**PROMPT:** Each record should be copied exactly into the answer, and no picture should go with it.
EXERCISE DATA Block Start
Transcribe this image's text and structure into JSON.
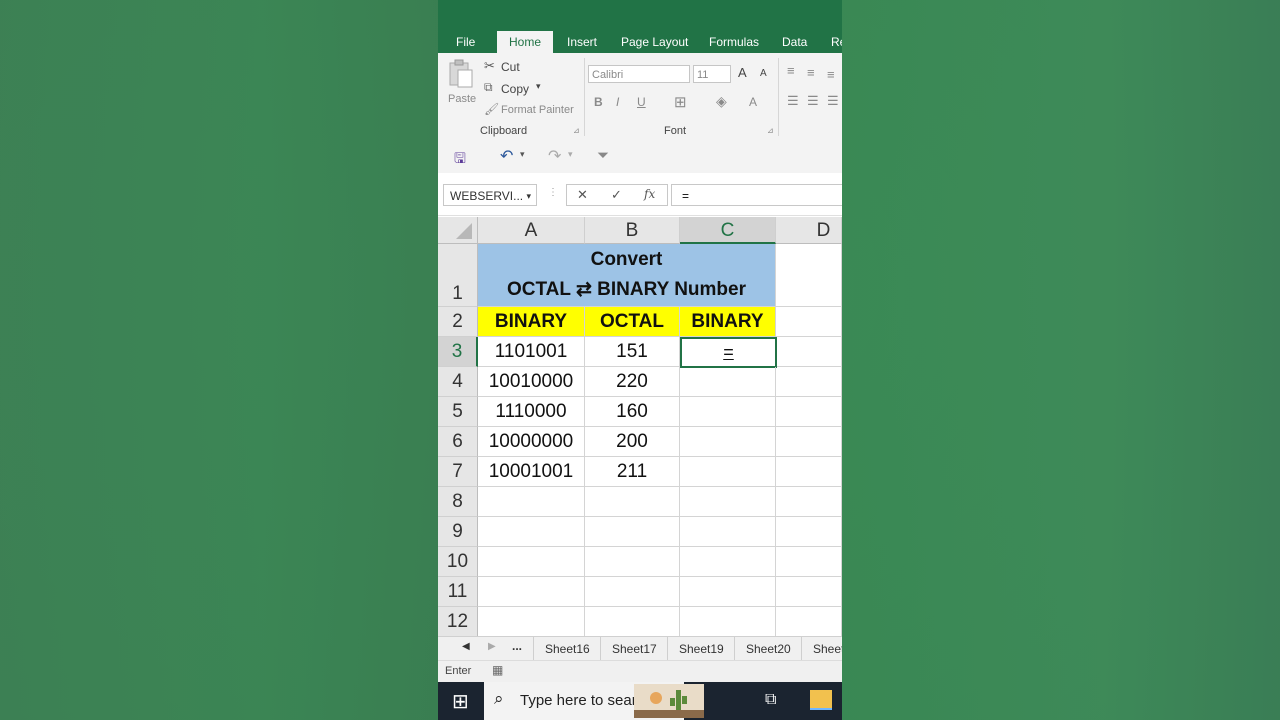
{
  "ribbon": {
    "tabs": [
      "File",
      "Home",
      "Insert",
      "Page Layout",
      "Formulas",
      "Data",
      "Re"
    ],
    "clipboard": {
      "paste": "Paste",
      "cut": "Cut",
      "copy": "Copy",
      "format_painter": "Format Painter",
      "label": "Clipboard"
    },
    "font": {
      "name": "Calibri",
      "size": "11",
      "bold": "B",
      "italic": "I",
      "underline": "U",
      "grow": "A",
      "shrink": "A",
      "color": "A",
      "label": "Font"
    }
  },
  "formula_bar": {
    "name_box": "WEBSERVI...",
    "cancel": "✕",
    "enter": "✓",
    "fx": "fx",
    "content": "="
  },
  "sheet": {
    "columns": [
      "A",
      "B",
      "C",
      "D"
    ],
    "rows": [
      "1",
      "2",
      "3",
      "4",
      "5",
      "6",
      "7",
      "8",
      "9",
      "10",
      "11",
      "12"
    ],
    "title_line1": "Convert",
    "title_line2": "OCTAL ⇄ BINARY Number",
    "headers": [
      "BINARY",
      "OCTAL",
      "BINARY"
    ],
    "data": [
      [
        "1101001",
        "151"
      ],
      [
        "10010000",
        "220"
      ],
      [
        "1110000",
        "160"
      ],
      [
        "10000000",
        "200"
      ],
      [
        "10001001",
        "211"
      ]
    ],
    "active_cell_text": "="
  },
  "sheet_tabs": [
    "...",
    "Sheet16",
    "Sheet17",
    "Sheet19",
    "Sheet20",
    "Sheet"
  ],
  "status": {
    "mode": "Enter"
  },
  "taskbar": {
    "search_placeholder": "Type here to search"
  },
  "colors": {
    "excel_green": "#217346",
    "title_fill": "#9dc3e6",
    "header_fill": "#ffff00"
  }
}
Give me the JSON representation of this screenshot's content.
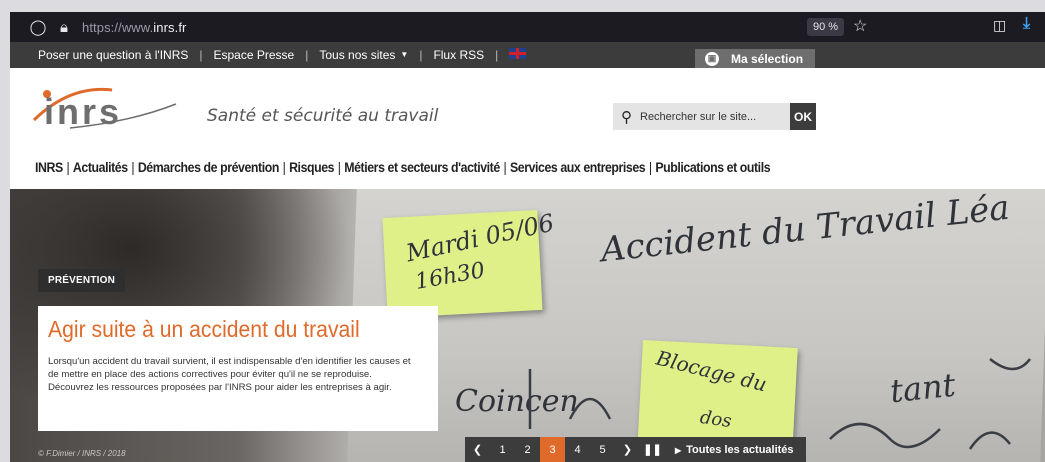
{
  "browser": {
    "url_prefix": "https://www.",
    "url_domain": "inrs.fr",
    "zoom": "90 %"
  },
  "topbar": {
    "links": [
      "Poser une question à l'INRS",
      "Espace Presse",
      "Tous nos sites",
      "Flux RSS"
    ],
    "selection_label": "Ma sélection"
  },
  "header": {
    "logo_text": "inrs",
    "tagline": "Santé et sécurité au travail",
    "search_placeholder": "Rechercher sur le site...",
    "search_button": "OK"
  },
  "nav": {
    "items": [
      "INRS",
      "Actualités",
      "Démarches de prévention",
      "Risques",
      "Métiers et secteurs d'activité",
      "Services aux entreprises",
      "Publications et outils"
    ]
  },
  "hero": {
    "category": "PRÉVENTION",
    "title": "Agir suite à un accident du travail",
    "text": "Lorsqu'un accident du travail survient, il est indispensable d'en identifier les causes et de mettre en place des actions correctives pour éviter qu'il ne se reproduise. Découvrez les ressources proposées par l'INRS pour aider les entreprises à agir.",
    "credit": "© F.Dimier / INRS / 2018",
    "note1_line1": "Mardi 05/06",
    "note1_line2": "16h30",
    "note2_line1": "Blocage du",
    "note2_line2": "dos",
    "board_line1": "Accident du Travail Léa",
    "board_line2": "Coincen",
    "board_line3": "tant"
  },
  "pager": {
    "pages": [
      "1",
      "2",
      "3",
      "4",
      "5"
    ],
    "active": "3",
    "all_label": "Toutes les actualités"
  },
  "colors": {
    "accent": "#e06a2a",
    "dark_bar": "#3c3c3c",
    "note": "#dff089"
  }
}
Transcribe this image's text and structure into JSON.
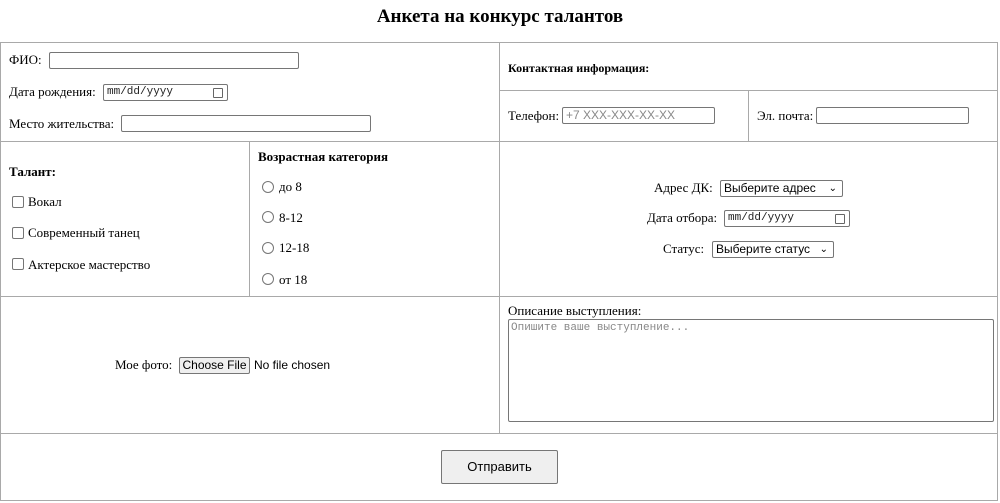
{
  "title": "Анкета на конкурс талантов",
  "personal": {
    "fio_label": "ФИО:",
    "birth_label": "Дата рождения:",
    "birth_placeholder": "mm/dd/yyyy",
    "residence_label": "Место жительства:"
  },
  "contact": {
    "heading": "Контактная информация:",
    "phone_label": "Телефон:",
    "phone_placeholder": "+7 XXX-XXX-XX-XX",
    "email_label": "Эл. почта:"
  },
  "talent": {
    "heading": "Талант:",
    "options": [
      "Вокал",
      "Современный танец",
      "Актерское мастерство"
    ]
  },
  "age": {
    "heading": "Возрастная категория",
    "options": [
      "до 8",
      "8-12",
      "12-18",
      "от 18"
    ]
  },
  "venue": {
    "address_label": "Адрес ДК:",
    "address_value": "Выберите адрес",
    "date_label": "Дата отбора:",
    "date_placeholder": "mm/dd/yyyy",
    "status_label": "Статус:",
    "status_value": "Выберите статус"
  },
  "photo": {
    "label": "Мое фото:",
    "button": "Choose File",
    "status": "No file chosen"
  },
  "description": {
    "label": "Описание выступления:",
    "placeholder": "Опишите ваше выступление..."
  },
  "submit": "Отправить"
}
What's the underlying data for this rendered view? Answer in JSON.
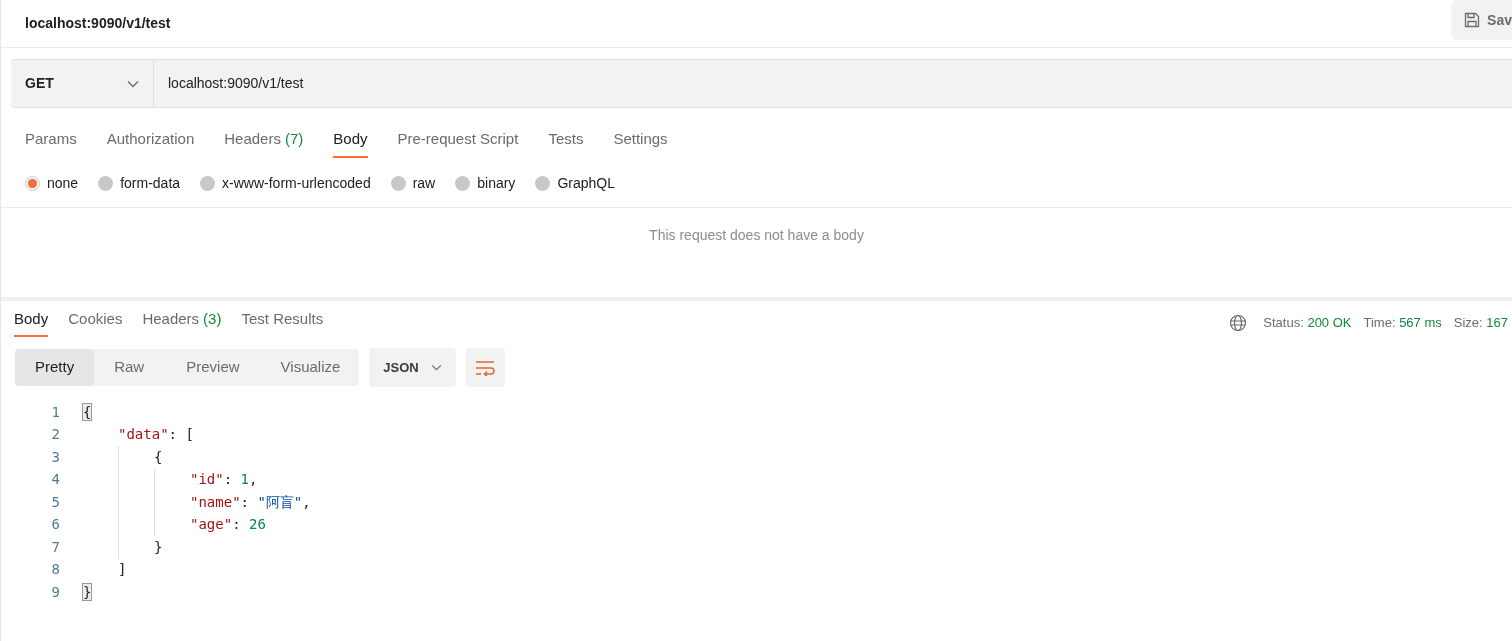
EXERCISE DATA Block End
**EXPECTED ANSWER:**
Transcribe this image's text and structure into JSON.
{
  "ribbon": {
    "tabs": [
      "File",
      "Home",
      "Insert",
      "Page Layout",
      "Formulas",
      "Data",
      "Re"
    ],
    "clipboard": {
      "paste": "Paste",
      "cut": "Cut",
      "copy": "Copy",
      "format_painter": "Format Painter",
      "label": "Clipboard"
    },
    "font": {
      "name": "Calibri",
      "size": "11",
      "bold": "B",
      "italic": "I",
      "underline": "U",
      "grow": "A",
      "shrink": "A",
      "color": "A",
      "label": "Font"
    }
  },
  "formula_bar": {
    "name_box": "WEBSERVI...",
    "cancel": "✕",
    "enter": "✓",
    "fx": "fx",
    "content": "="
  },
  "sheet": {
    "columns": [
      "A",
      "B",
      "C",
      "D"
    ],
    "rows": [
      "1",
      "2",
      "3",
      "4",
      "5",
      "6",
      "7",
      "8",
      "9",
      "10",
      "11",
      "12"
    ],
    "title_line1": "Convert",
    "title_line2": "OCTAL ⇄ BINARY Number",
    "headers": [
      "BINARY",
      "OCTAL",
      "BINARY"
    ],
    "data": [
      [
        "1101001",
        "151"
      ],
      [
        "10010000",
        "220"
      ],
      [
        "1110000",
        "160"
      ],
      [
        "10000000",
        "200"
      ],
      [
        "10001001",
        "211"
      ]
    ],
    "active_cell_text": "="
  },
  "sheet_tabs": [
    "...",
    "Sheet16",
    "Sheet17",
    "Sheet19",
    "Sheet20",
    "Sheet"
  ],
  "status": {
    "mode": "Enter"
  },
  "taskbar": {
    "search_placeholder": "Type here to search"
  },
  "colors": {
    "excel_green": "#217346",
    "title_fill": "#9dc3e6",
    "header_fill": "#ffff00"
  }
}
Give me the JSON representation of this screenshot's content.
{
  "browser": {
    "url_prefix": "https://www.",
    "url_domain": "inrs.fr",
    "zoom": "90 %"
  },
  "topbar": {
    "links": [
      "Poser une question à l'INRS",
      "Espace Presse",
      "Tous nos sites",
      "Flux RSS"
    ],
    "selection_label": "Ma sélection"
  },
  "header": {
    "logo_text": "inrs",
    "tagline": "Santé et sécurité au travail",
    "search_placeholder": "Rechercher sur le site...",
    "search_button": "OK"
  },
  "nav": {
    "items": [
      "INRS",
      "Actualités",
      "Démarches de prévention",
      "Risques",
      "Métiers et secteurs d'activité",
      "Services aux entreprises",
      "Publications et outils"
    ]
  },
  "hero": {
    "category": "PRÉVENTION",
    "title": "Agir suite à un accident du travail",
    "text": "Lorsqu'un accident du travail survient, il est indispensable d'en identifier les causes et de mettre en place des actions correctives pour éviter qu'il ne se reproduise. Découvrez les ressources proposées par l'INRS pour aider les entreprises à agir.",
    "credit": "© F.Dimier / INRS / 2018",
    "note1_line1": "Mardi 05/06",
    "note1_line2": "16h30",
    "note2_line1": "Blocage du",
    "note2_line2": "dos",
    "board_line1": "Accident du Travail Léa",
    "board_line2": "Coincen",
    "board_line3": "tant"
  },
  "pager": {
    "pages": [
      "1",
      "2",
      "3",
      "4",
      "5"
    ],
    "active": "3",
    "all_label": "Toutes les actualités"
  },
  "colors": {
    "accent": "#e06a2a",
    "dark_bar": "#3c3c3c",
    "note": "#dff089"
  }
}
Transcribe this image's text and structure into JSON.
{
  "title": "Анкета на конкурс талантов",
  "personal": {
    "fio_label": "ФИО:",
    "birth_label": "Дата рождения:",
    "birth_placeholder": "mm/dd/yyyy",
    "residence_label": "Место жительства:"
  },
  "contact": {
    "heading": "Контактная информация:",
    "phone_label": "Телефон:",
    "phone_placeholder": "+7 XXX-XXX-XX-XX",
    "email_label": "Эл. почта:"
  },
  "talent": {
    "heading": "Талант:",
    "options": [
      "Вокал",
      "Современный танец",
      "Актерское мастерство"
    ]
  },
  "age": {
    "heading": "Возрастная категория",
    "options": [
      "до 8",
      "8-12",
      "12-18",
      "от 18"
    ]
  },
  "venue": {
    "address_label": "Адрес ДК:",
    "address_value": "Выберите адрес",
    "date_label": "Дата отбора:",
    "date_placeholder": "mm/dd/yyyy",
    "status_label": "Статус:",
    "status_value": "Выберите статус"
  },
  "photo": {
    "label": "Мое фото:",
    "button": "Choose File",
    "status": "No file chosen"
  },
  "description": {
    "label": "Описание выступления:",
    "placeholder": "Опишите ваше выступление..."
  },
  "submit": "Отправить"
}
What's the underlying data for this rendered view? Answer in JSON.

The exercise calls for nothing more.